Indiana broke another new record for daily reported cases of COVID-19, with 4,462 reported Thursday. The state has had more than 2,000 cases every day since Oct. 22.
During his weekly press conference Wednesday, Gov. Eric Holcomb repeated that he doesn’t believe reimposing statewide COVID-19 restrictions will effectively curb the virus’s spread.
The number of new COVID-19 cases in Indiana continues to rise, as the state goes through its second wave.
All IN did an in-depth update on the current state of the COVID-19 pandemic with two public health experts. How are state officials responding to this second wave? And what can we learn by looking at how the virus is spreading?
Last minute COVID-19 diagnoses left some Hoosier voters frustrated and unable to vote.
Jose Travez from Marion County is one of those voters. He said he planned to vote early on Monday, his day off. But he got a call on Sunday, the weekend before elections, that he had tested positive for COVID-19. Travez said he began to show symptoms that day as well. He said he immediately called anyone he could think of that he had been in contact with, and then it hit him: He would also not be able to vote.
Travez said he tried to look for other voting options between fever bouts, but he said it was too little, too late. He said he felt as if he had taken the responsible steps: He had a plan to vote, and now that plan wouldn’t work. He didn’t know what else to do.
“I wasn’t expecting to be in a situation like this,” Travez said.
Gov. Eric Holcomb said his substantial reelection victory will have no impact on his decision-making around COVID-19.
Holcomb faced sharp criticism from both his political left and right over his handling of the pandemic. But he was also re-elected by a huge margin.
Holcomb said politics didn’t drive his decisions before the election and won’t now.
“The only campaign that we’re running here is a campaign to try to save lives and get through this,” Holcomb said.
Republican Attorney General candidate Todd Rokita tested positive for COVID-19, his campaign announced Tuesday.
The former congressman and Secretary of State experienced symptoms and got tested after he was informed he had been exposed to the virus. He watched election results at home with his family as he quarantined.
The campaign said Rokita’s exposure did not come through campaign activities.
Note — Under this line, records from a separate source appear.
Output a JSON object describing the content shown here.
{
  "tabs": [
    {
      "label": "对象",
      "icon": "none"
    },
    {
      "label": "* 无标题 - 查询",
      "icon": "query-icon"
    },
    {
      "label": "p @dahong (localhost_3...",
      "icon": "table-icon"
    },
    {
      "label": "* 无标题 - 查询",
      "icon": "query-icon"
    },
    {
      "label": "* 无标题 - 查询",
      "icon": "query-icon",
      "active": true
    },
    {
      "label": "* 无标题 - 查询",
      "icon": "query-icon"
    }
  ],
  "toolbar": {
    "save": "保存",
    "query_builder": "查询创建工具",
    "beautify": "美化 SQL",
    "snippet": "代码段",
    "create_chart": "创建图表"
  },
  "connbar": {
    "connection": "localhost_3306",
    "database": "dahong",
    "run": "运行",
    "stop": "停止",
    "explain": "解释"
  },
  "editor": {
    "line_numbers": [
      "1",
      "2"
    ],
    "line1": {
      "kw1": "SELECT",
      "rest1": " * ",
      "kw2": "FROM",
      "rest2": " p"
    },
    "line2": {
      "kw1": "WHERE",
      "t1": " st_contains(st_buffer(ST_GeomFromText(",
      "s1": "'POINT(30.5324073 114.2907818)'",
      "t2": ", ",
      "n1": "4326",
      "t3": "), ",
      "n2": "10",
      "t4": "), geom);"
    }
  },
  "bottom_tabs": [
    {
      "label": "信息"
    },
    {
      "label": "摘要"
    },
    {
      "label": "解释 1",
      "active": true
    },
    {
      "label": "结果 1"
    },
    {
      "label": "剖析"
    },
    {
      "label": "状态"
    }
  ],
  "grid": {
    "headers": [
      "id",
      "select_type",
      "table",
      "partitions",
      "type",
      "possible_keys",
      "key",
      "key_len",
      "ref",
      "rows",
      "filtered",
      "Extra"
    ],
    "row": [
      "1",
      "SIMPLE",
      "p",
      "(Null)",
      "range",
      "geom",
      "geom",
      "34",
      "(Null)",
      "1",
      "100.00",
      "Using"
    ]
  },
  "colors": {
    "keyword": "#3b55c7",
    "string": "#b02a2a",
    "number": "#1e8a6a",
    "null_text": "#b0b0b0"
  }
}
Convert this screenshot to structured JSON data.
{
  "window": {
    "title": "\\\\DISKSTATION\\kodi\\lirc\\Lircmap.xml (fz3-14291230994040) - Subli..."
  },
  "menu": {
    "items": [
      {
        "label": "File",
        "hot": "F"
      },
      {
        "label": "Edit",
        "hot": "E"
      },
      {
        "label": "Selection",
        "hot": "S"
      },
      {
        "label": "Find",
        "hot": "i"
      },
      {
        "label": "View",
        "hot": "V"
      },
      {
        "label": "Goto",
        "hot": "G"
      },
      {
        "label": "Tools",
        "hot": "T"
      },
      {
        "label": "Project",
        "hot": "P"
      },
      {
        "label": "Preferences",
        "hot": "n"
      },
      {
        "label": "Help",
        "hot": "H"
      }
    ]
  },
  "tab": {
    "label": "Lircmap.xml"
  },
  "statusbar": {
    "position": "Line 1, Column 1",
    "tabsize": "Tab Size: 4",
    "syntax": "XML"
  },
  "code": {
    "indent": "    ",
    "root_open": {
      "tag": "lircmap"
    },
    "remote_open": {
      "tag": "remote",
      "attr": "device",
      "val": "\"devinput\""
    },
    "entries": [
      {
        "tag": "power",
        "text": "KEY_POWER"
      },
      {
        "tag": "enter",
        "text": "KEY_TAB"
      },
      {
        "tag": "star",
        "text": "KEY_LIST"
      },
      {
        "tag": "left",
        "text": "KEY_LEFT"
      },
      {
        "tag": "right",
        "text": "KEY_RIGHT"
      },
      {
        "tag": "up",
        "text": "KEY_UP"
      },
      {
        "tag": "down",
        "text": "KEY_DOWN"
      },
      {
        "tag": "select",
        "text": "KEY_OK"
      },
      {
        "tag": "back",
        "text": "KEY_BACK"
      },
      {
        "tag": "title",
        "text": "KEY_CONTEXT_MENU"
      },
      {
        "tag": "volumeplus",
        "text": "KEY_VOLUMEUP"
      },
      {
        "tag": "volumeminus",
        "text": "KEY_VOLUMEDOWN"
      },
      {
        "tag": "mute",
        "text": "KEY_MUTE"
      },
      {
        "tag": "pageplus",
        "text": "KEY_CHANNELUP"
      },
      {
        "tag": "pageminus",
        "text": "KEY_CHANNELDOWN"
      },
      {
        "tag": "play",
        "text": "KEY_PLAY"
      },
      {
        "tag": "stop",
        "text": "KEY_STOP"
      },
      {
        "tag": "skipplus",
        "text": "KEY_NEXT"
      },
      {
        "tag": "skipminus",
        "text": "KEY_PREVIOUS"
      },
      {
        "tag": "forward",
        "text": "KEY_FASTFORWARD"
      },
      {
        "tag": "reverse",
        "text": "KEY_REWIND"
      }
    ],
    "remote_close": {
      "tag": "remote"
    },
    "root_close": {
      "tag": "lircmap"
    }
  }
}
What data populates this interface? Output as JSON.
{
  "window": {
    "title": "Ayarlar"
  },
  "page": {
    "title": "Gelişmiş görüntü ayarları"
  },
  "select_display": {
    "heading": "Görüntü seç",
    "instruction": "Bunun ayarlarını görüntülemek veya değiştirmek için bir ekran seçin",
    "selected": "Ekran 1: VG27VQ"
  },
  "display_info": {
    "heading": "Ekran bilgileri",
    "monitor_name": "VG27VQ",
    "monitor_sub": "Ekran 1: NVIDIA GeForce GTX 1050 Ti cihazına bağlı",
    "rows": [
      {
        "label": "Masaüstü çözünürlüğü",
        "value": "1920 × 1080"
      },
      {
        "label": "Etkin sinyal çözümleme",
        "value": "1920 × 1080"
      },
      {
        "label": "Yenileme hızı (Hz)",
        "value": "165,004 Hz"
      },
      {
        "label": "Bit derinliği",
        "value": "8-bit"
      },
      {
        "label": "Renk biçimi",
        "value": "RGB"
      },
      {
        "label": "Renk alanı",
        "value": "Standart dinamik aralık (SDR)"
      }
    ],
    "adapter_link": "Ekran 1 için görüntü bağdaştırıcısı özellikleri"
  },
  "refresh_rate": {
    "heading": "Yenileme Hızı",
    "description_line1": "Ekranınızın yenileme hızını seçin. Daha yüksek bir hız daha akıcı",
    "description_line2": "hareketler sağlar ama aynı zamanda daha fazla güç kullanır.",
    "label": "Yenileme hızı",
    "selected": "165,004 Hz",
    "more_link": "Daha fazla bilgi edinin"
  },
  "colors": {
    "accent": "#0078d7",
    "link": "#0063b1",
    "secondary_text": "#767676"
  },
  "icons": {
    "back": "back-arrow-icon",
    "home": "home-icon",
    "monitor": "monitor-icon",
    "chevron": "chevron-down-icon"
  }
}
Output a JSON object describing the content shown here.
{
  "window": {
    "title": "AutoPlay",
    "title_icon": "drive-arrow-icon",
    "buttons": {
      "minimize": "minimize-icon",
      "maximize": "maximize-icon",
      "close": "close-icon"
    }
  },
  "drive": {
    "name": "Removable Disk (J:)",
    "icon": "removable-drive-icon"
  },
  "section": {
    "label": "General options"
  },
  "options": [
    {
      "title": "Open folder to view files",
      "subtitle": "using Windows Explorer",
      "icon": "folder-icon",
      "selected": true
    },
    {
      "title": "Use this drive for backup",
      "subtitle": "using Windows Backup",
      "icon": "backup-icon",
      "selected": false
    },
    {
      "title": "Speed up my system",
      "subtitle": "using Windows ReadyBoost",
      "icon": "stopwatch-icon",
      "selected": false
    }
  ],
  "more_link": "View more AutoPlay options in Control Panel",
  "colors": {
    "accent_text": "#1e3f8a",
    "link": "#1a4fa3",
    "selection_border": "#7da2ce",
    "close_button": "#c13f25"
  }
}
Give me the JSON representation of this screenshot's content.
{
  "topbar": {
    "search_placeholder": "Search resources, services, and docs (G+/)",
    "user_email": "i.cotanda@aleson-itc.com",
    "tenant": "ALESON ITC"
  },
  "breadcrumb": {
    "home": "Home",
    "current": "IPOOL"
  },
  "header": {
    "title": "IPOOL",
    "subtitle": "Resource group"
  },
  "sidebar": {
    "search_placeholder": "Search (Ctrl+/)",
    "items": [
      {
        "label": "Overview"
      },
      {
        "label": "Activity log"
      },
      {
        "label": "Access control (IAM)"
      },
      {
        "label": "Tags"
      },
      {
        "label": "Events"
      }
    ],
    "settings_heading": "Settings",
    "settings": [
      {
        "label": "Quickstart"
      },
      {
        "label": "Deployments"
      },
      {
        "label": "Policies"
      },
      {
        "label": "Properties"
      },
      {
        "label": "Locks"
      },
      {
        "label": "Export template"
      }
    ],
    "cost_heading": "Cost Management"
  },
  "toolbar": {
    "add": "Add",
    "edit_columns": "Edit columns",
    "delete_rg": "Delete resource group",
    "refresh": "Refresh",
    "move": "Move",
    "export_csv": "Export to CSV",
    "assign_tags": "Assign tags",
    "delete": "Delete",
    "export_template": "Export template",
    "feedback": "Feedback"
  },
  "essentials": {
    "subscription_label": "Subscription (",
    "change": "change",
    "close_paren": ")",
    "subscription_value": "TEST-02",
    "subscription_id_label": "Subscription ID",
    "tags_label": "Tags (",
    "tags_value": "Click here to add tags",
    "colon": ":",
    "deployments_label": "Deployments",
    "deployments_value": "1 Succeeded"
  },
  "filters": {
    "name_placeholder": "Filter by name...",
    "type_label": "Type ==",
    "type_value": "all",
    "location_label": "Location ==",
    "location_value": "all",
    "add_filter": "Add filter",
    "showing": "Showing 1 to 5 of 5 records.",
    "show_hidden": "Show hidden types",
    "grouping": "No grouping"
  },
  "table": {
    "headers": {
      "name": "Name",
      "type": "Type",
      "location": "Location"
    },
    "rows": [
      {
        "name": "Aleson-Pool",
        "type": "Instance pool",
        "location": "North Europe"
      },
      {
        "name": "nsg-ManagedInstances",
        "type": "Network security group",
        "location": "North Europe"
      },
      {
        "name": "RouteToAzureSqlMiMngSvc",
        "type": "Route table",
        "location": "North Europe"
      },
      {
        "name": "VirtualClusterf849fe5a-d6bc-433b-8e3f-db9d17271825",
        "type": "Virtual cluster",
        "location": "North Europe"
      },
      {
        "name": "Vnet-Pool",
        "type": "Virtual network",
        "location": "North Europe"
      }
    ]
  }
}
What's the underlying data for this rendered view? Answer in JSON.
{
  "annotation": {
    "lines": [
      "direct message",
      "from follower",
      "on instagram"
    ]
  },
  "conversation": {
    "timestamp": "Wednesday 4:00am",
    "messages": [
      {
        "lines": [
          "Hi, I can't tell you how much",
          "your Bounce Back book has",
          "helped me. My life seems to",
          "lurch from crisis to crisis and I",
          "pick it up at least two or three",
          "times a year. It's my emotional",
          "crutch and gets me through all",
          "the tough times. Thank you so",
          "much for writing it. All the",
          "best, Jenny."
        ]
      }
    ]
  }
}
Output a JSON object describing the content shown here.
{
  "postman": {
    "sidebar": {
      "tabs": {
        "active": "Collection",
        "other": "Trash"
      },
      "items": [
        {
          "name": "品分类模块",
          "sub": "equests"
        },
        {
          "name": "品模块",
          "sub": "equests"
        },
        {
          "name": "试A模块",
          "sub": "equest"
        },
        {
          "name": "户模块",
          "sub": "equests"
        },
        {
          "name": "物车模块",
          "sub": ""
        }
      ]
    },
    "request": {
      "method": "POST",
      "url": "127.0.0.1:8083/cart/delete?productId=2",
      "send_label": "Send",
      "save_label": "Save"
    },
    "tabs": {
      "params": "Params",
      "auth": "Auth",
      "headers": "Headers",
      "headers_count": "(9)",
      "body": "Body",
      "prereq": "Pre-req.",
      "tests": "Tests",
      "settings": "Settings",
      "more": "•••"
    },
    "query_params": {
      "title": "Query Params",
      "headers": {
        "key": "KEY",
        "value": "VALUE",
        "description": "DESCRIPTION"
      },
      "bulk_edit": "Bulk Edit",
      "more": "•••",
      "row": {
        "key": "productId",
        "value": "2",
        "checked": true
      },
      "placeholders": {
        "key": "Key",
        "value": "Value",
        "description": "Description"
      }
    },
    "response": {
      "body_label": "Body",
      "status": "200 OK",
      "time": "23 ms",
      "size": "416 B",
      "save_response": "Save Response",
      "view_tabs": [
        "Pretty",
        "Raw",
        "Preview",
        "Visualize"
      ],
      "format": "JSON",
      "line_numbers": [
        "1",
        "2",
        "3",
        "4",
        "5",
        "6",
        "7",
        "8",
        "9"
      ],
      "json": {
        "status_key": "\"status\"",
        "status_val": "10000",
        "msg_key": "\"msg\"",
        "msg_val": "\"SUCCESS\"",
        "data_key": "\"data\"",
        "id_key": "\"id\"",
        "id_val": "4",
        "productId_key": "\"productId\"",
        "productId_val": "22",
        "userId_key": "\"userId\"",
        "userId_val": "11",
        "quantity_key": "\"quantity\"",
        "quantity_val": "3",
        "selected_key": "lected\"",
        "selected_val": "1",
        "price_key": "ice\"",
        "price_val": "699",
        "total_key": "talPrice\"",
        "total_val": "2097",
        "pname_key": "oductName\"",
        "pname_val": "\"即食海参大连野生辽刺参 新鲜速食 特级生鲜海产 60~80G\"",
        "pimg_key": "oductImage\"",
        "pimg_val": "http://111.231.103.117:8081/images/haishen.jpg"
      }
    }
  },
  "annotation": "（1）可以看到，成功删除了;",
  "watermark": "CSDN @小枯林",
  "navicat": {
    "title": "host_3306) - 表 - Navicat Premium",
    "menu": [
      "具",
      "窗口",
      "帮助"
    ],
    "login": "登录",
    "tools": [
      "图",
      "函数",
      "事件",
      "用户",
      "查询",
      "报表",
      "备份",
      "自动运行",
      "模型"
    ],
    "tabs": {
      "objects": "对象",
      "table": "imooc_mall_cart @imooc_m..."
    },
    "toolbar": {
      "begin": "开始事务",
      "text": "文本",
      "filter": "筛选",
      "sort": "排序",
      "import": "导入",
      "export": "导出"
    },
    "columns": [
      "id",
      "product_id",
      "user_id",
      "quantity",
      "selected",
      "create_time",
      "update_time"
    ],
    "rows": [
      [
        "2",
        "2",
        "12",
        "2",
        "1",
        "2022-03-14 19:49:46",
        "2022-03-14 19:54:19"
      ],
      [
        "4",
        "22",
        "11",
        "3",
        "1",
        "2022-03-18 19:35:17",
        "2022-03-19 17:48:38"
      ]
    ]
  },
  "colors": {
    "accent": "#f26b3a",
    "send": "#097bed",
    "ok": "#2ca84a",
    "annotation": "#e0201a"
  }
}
And it said he’s doing well.
Rokita defeated Democratic candidate and former Evansville Mayor Jonathan Weinzapfel for the attorney general’s race.
Schools have reported more COVID-19 cases in recent weeks, at the same time Indiana is seeing a spike in cases statewide.
Indiana has reported more than 2,000 new COVID-19 cases every day since Oct. 22.
Two weeks ago, state data showed 915 new cases reported among teachers, students and staff. This past week, schools reported 1,324 new cases. That brings the total number of COVID-19 cases reported in schools – and subsequently reported to the state – to 6,337.
Several school corporations have temporarily gone back to remote learning, with plans to reevaluate their status after two weeks.
An Indiana advocacy group sees opportunities for the legislature to support small businesses following statewide election results.
The National Federation of Independent Business (NFIB) Indiana chapter saw their endorsed candidates win re-election, including Gov. Eric Holcomb and Speaker of the House Todd Huston (R-Fishers).
NFIB Indiana state director Barbara Quandt said the statewide results show a promising future for Hoosier small business owners in the upcoming Indiana legislative session, especially when looking to a future after the coronavirus pandemic.
“I think the people who have been reelected are pro-small business for the most part,” said Quandt. “My hope is they'll all work together well. And the legislature has shown a willingness to do what's right for the state and keep a steady hand, if you will.”
Quandt said one of her organization’s major legislative priorities this upcoming session is protecting small businesses from COVID-19 liability.